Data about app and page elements

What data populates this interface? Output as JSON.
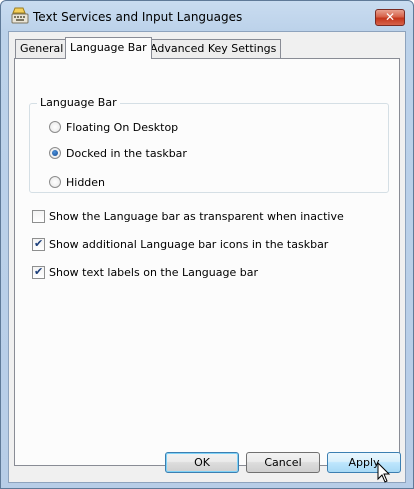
{
  "window": {
    "title": "Text Services and Input Languages",
    "close_label": "✕"
  },
  "tabs": [
    {
      "label": "General",
      "active": false
    },
    {
      "label": "Language Bar",
      "active": true
    },
    {
      "label": "Advanced Key Settings",
      "active": false
    }
  ],
  "language_bar_group": {
    "label": "Language Bar",
    "options": [
      {
        "label": "Floating On Desktop",
        "selected": false
      },
      {
        "label": "Docked in the taskbar",
        "selected": true
      },
      {
        "label": "Hidden",
        "selected": false
      }
    ]
  },
  "checkboxes": [
    {
      "label": "Show the Language bar as transparent when inactive",
      "checked": false
    },
    {
      "label": "Show additional Language bar icons in the taskbar",
      "checked": true
    },
    {
      "label": "Show text labels on the Language bar",
      "checked": true
    }
  ],
  "buttons": {
    "ok": "OK",
    "cancel": "Cancel",
    "apply": "Apply"
  },
  "icons": {
    "app": "keyboard-language-icon",
    "cursor": "mouse-pointer-icon"
  }
}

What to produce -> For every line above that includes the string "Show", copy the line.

Answer space ->
      "label": "Show the Language bar as transparent when inactive",
      "label": "Show additional Language bar icons in the taskbar",
      "label": "Show text labels on the Language bar",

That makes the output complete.